Dataset rows describing interfaces:
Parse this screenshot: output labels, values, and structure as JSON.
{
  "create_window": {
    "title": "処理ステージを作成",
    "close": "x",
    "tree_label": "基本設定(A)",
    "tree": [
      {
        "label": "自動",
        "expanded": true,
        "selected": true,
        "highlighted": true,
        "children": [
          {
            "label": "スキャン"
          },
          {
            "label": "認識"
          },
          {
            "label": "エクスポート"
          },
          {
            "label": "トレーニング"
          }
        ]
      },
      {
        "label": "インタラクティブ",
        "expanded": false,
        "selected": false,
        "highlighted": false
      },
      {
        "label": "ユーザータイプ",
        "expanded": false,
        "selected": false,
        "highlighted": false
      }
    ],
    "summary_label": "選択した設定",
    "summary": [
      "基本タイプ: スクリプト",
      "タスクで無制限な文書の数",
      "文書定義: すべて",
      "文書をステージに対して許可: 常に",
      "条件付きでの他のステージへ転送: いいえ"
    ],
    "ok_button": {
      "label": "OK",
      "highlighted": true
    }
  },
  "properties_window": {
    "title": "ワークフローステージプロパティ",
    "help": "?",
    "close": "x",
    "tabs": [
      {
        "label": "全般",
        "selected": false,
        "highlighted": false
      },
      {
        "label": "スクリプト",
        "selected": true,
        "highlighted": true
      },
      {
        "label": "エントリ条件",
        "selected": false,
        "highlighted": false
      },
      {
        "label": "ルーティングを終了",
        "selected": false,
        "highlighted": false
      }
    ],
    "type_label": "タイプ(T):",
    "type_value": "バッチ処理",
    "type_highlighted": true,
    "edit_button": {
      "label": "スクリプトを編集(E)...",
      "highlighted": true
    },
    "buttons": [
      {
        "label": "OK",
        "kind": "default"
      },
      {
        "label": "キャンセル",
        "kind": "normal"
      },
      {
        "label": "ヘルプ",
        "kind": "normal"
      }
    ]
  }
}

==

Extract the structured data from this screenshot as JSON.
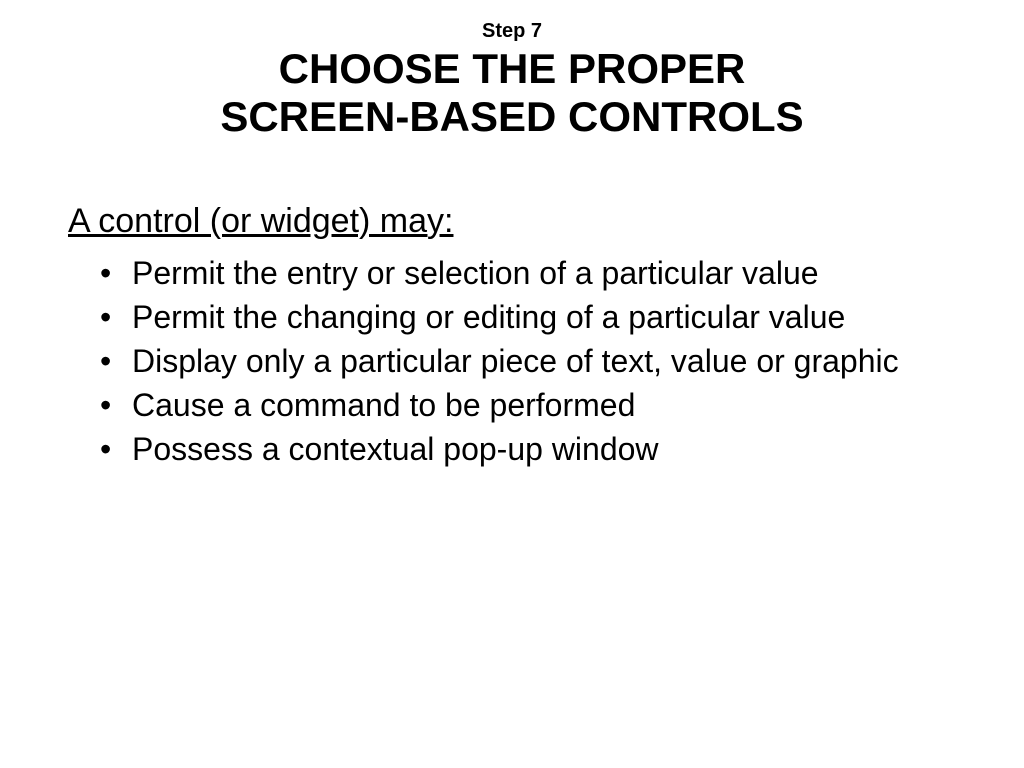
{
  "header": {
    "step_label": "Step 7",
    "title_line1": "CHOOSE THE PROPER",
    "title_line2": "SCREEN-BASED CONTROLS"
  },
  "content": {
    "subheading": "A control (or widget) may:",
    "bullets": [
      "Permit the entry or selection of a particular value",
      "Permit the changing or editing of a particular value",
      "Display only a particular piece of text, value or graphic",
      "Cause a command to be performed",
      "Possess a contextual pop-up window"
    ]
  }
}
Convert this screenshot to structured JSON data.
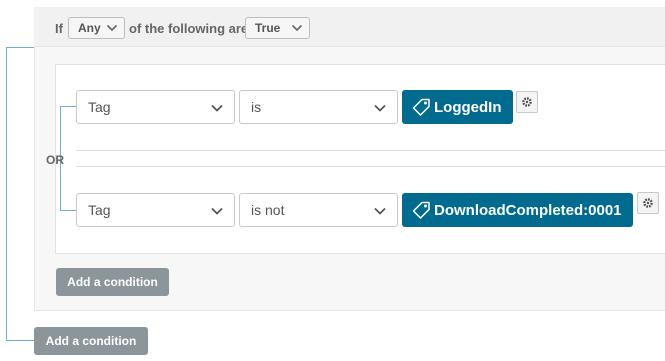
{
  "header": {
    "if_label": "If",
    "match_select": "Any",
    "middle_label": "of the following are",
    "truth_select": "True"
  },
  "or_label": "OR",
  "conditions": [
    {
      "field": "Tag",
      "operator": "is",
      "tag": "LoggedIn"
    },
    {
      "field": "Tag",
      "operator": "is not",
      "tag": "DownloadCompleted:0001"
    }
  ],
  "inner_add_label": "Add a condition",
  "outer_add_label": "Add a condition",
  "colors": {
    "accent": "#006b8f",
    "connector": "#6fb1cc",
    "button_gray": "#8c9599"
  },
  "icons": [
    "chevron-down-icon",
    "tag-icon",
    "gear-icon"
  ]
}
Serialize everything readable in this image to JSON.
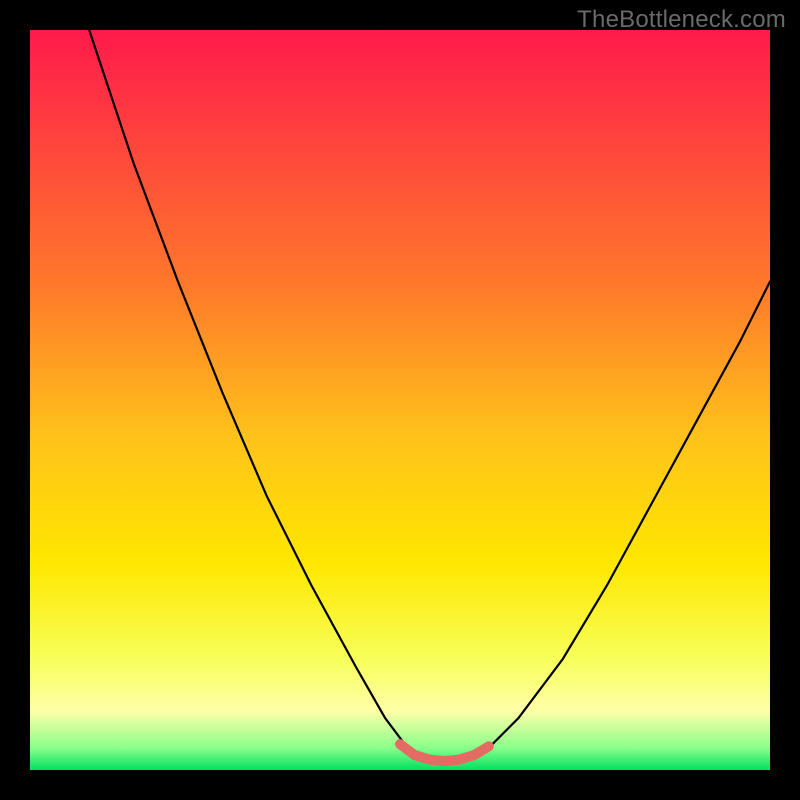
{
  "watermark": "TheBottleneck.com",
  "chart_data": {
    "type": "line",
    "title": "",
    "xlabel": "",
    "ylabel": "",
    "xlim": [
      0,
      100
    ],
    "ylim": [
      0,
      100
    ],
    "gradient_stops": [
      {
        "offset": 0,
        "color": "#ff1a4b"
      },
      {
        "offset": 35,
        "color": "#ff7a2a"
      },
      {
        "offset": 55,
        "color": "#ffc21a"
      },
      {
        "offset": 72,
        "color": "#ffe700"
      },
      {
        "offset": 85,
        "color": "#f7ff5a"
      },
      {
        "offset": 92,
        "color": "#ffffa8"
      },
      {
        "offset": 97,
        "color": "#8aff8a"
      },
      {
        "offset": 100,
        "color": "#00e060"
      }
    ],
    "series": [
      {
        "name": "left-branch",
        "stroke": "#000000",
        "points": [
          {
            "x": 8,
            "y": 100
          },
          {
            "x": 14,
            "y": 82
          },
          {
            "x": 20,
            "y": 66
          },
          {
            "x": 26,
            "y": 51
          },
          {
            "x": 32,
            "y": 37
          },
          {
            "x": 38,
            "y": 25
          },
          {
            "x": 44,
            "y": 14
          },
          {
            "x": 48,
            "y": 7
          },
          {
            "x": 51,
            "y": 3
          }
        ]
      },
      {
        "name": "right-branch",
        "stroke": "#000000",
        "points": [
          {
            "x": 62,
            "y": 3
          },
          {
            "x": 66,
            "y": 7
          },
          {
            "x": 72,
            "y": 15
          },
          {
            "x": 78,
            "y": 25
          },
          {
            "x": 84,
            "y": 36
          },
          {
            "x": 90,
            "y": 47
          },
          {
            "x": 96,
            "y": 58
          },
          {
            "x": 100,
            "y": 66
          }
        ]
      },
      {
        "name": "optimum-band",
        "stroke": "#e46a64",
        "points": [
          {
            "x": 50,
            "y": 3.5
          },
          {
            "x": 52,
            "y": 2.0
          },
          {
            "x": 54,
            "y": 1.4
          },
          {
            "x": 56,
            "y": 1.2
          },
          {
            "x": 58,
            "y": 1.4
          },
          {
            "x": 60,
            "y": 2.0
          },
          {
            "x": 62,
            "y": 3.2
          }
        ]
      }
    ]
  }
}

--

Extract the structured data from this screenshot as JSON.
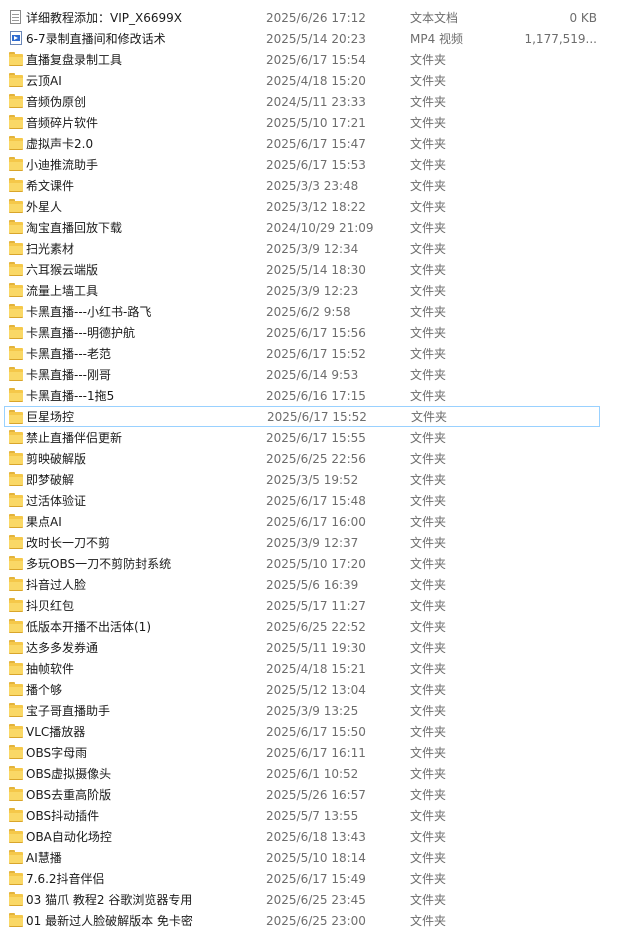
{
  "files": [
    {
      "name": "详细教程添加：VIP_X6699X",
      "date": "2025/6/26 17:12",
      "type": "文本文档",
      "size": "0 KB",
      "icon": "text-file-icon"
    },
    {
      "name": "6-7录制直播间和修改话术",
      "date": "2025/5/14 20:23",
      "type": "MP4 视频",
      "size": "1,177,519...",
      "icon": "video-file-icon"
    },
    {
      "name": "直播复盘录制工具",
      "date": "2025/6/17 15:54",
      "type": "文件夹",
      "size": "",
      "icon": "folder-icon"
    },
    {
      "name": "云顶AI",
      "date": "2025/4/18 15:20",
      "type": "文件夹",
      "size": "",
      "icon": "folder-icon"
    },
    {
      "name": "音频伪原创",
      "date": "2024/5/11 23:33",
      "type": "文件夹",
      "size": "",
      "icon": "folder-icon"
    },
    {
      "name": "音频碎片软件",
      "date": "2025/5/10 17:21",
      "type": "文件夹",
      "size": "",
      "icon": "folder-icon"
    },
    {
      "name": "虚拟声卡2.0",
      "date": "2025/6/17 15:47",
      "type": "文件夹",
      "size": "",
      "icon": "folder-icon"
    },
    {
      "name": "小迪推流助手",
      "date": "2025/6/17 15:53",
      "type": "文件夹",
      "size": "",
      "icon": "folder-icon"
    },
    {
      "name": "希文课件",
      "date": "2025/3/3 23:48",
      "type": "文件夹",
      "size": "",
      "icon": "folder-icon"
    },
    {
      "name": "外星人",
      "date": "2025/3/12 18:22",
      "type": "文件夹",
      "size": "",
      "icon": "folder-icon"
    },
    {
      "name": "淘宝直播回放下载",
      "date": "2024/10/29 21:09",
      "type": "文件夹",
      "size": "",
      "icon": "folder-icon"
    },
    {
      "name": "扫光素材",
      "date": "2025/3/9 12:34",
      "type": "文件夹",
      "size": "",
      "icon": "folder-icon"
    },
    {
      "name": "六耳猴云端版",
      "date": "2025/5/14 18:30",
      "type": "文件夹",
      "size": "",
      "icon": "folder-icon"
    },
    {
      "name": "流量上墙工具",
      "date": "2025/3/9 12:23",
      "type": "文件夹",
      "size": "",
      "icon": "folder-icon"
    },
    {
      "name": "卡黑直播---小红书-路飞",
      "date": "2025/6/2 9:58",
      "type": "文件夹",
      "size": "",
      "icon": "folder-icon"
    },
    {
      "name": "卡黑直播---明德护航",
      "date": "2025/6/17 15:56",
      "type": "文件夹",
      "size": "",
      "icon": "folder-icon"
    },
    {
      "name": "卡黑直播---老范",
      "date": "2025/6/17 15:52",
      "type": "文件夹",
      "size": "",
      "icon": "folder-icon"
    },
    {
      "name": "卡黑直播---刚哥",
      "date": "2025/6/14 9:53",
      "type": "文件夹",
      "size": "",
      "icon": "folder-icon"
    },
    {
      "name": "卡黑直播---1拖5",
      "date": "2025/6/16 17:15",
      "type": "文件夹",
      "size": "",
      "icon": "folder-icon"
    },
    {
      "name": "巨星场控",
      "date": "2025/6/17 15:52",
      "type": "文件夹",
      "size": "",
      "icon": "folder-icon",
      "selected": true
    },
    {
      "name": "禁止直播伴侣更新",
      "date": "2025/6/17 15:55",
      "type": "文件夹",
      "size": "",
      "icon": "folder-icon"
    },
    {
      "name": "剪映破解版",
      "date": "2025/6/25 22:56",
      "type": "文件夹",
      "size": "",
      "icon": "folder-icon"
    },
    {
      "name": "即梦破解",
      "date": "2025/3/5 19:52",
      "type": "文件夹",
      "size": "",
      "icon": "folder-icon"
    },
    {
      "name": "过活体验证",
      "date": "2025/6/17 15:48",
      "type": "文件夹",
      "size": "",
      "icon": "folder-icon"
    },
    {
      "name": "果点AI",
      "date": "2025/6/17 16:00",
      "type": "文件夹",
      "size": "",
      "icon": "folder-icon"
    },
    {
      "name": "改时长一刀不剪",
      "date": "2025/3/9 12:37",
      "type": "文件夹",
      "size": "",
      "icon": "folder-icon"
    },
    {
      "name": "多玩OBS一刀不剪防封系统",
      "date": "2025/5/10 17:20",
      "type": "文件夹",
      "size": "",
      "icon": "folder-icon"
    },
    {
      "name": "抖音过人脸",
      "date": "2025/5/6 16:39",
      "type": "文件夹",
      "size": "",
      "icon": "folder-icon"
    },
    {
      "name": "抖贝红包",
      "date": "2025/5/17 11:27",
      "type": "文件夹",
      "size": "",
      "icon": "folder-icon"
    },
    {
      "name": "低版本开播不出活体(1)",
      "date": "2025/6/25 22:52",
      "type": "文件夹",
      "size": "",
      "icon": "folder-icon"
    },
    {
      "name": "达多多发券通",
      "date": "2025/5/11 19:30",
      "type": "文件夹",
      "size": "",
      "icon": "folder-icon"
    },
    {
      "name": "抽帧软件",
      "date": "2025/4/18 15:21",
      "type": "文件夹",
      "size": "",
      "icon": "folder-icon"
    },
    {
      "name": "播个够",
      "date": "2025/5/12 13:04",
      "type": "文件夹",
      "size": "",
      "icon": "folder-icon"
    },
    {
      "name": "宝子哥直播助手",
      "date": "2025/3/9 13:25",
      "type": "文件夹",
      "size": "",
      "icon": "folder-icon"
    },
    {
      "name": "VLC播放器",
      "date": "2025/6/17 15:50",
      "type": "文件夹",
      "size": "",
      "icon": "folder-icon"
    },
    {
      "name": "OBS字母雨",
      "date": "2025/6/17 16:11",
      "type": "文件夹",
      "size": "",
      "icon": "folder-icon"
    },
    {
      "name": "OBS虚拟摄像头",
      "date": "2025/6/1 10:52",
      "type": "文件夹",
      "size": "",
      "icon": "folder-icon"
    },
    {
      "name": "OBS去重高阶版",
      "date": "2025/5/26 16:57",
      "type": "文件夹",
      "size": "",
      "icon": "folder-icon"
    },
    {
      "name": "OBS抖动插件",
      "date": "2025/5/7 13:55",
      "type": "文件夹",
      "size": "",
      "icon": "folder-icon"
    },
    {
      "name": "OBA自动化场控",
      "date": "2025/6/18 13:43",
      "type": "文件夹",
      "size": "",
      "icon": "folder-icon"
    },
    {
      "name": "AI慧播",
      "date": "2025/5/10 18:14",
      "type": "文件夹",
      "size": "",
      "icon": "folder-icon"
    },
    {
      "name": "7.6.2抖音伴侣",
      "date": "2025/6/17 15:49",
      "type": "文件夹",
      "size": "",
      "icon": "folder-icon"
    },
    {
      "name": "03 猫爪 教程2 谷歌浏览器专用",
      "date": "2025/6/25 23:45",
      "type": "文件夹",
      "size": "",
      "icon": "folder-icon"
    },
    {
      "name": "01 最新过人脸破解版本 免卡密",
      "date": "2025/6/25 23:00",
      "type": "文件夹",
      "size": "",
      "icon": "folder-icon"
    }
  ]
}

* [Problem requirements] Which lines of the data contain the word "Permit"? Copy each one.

* [Task answer]
      "Permit the entry or selection of a particular value",
      "Permit the changing or editing of a particular value",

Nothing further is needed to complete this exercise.